Roglič jumped and opened up a 10-second gap on Evenepoel, who didn’t immediately cover the wheel. Smelling blood, Enric Mas and Miguel Ángel López also dropped Evenepoel.

Evenepoel was isolated and others started to swarm him, but in his first major test since snatching the red jersey last week, Evenepoel stood tall.

“I could see the other guys riding in front of me, and when I heard that Mas was dropped from Roglič, I just kept pushing to the final,” Evenepoel said. “On big climbs like this, it’s man against man. Today, we lost a small battle, but we didn’t lose the big battle, so nothing big.”

The young Belgian didn’t panic, and fought to limit his losses.

“I think I already took more time on other finishes like Les Praeres,” Evenepoel said. “I’m still 1:50 ahead in GC, so nothing to really panic about.
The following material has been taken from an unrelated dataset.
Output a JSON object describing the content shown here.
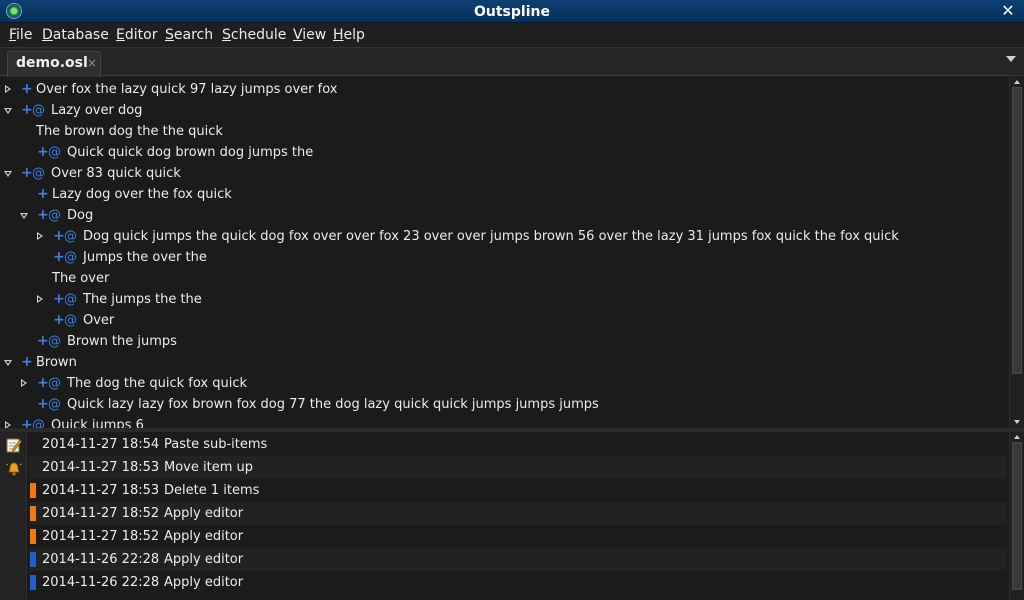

I’ll try to recover as much as possible and survive tomorrow.”

Evenepoel said the most important thing was not to go into the red while chasing to keep Roglič and the others on the leash.

“I am not worried, because I also gained a lot of time on the others before in this Vuelta. Today was my turn to lose some time. For three weeks, you can have a bad day, and today it was my turn,” Evenepoel said. “That’s the life of a grand tour.”
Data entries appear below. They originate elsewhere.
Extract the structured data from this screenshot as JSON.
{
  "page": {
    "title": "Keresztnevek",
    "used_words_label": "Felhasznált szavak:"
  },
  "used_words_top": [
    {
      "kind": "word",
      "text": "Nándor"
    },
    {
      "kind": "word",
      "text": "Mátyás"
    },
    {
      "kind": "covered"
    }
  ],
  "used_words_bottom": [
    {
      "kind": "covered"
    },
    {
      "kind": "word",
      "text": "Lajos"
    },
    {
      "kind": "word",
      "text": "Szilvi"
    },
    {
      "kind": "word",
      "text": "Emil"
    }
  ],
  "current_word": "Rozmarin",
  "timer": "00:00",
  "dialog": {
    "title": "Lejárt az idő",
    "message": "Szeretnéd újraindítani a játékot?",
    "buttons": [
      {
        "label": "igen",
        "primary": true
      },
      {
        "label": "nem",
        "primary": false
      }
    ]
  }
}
With Sierra Nevada and its monster climb looming on the horizon, Evenepoel tried to put a positive spin on Saturday’s losses.

“I just didn’t have my best legs today. I hope this was my bad day for these three weeks,” he said.  “Today the amount of time I lost I already made the others lose. That’s the normal story, you give some time, you lose some time. That’s why it’s three weeks, and not one week. I am not too worried, and I think I can plan the effort a bit more tomorrow because I know the climb very well.
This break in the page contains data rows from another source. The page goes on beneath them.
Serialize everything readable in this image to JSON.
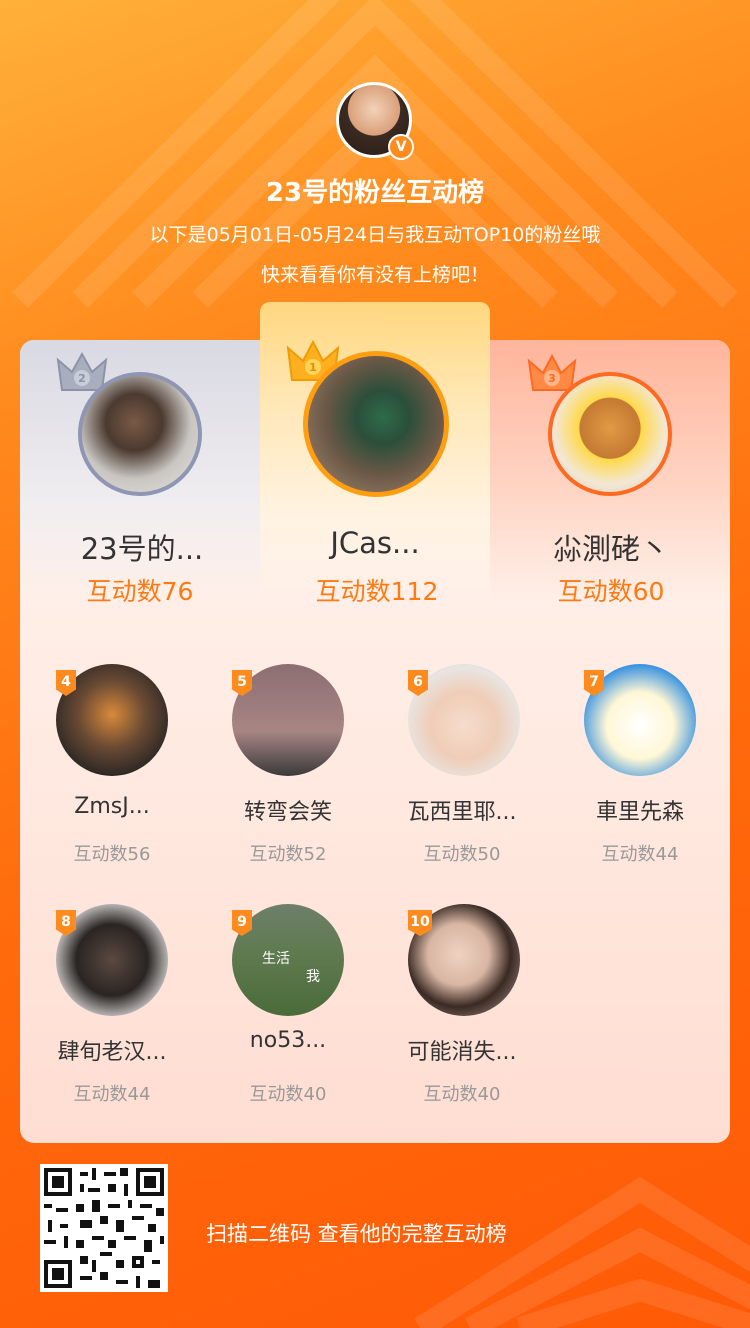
{
  "header": {
    "title": "23号的粉丝互动榜",
    "subtitle_line1": "以下是05月01日-05月24日与我互动TOP10的粉丝哦",
    "subtitle_line2": "快来看看你有没有上榜吧！",
    "verified_badge": "V"
  },
  "top3": [
    {
      "rank": "2",
      "name": "23号的...",
      "count": "互动数76"
    },
    {
      "rank": "1",
      "name": "JCas...",
      "count": "互动数112"
    },
    {
      "rank": "3",
      "name": "尛測硓丶",
      "count": "互动数60"
    }
  ],
  "fans": [
    {
      "rank": "4",
      "name": "ZmsJ...",
      "count": "互动数56"
    },
    {
      "rank": "5",
      "name": "转弯会笑",
      "count": "互动数52"
    },
    {
      "rank": "6",
      "name": "瓦西里耶...",
      "count": "互动数50"
    },
    {
      "rank": "7",
      "name": "車里先森",
      "count": "互动数44"
    },
    {
      "rank": "8",
      "name": "肆旬老汉...",
      "count": "互动数44"
    },
    {
      "rank": "9",
      "name": "no53...",
      "count": "互动数40"
    },
    {
      "rank": "10",
      "name": "可能消失...",
      "count": "互动数40"
    }
  ],
  "avatar_captions": {
    "fan9_a": "生活",
    "fan9_b": "我"
  },
  "footer": {
    "scan_text": "扫描二维码 查看他的完整互动榜"
  },
  "colors": {
    "accent": "#ff7a12",
    "tag": "#ff8a1d",
    "silver": "#9aa0b4",
    "gold": "#ffb020",
    "bronze": "#ff7a3a"
  }
}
“It’s completely different finish tomorrow. It’s another day. We still have a big lead, so it’s still all about defending.”

Van Wilder: ‘No need to panic. He didn’t lose 15 minutes’

Ilan Van Wilder said there’s ‘nothing to panic about.’ (Photo: Tim de Waele/Getty Images)

Evenepoel’s teammates are rallying around their GC captain, and Ilan Van Wilder took the last pulls at the front right before Roglič accelerated clear.

“We don’t have to panic. I think Roglič also lost time during this Vuelta, so it can happen one day to have less legs,” Van Wilder said. “It’s no big deal. Remco did his own pace, and he lost a bit of time. It’s nothing to worry about.”

Van Wilder, 22, is emerging as one of Evenepoel’s most reliable helpers in the mountains. With Pieter Serry out with COVID-19 and Julian Alaphilippe crashing out, there’s more pressure on the rest of the team.

The young Belgian said Evenepoel didn’t panic in the tense moment.

“Remco said he felt good, and I think Roglič had super legs today on the climb,” he said. “I was doing a solid pace, and I saw he attacked. Normally Remco could be on the wheel, and he had to wait. That was a sign he was a bit less this time, but he was still good.

“He didn’t lose 15 minutes, just a few seconds is not bad.”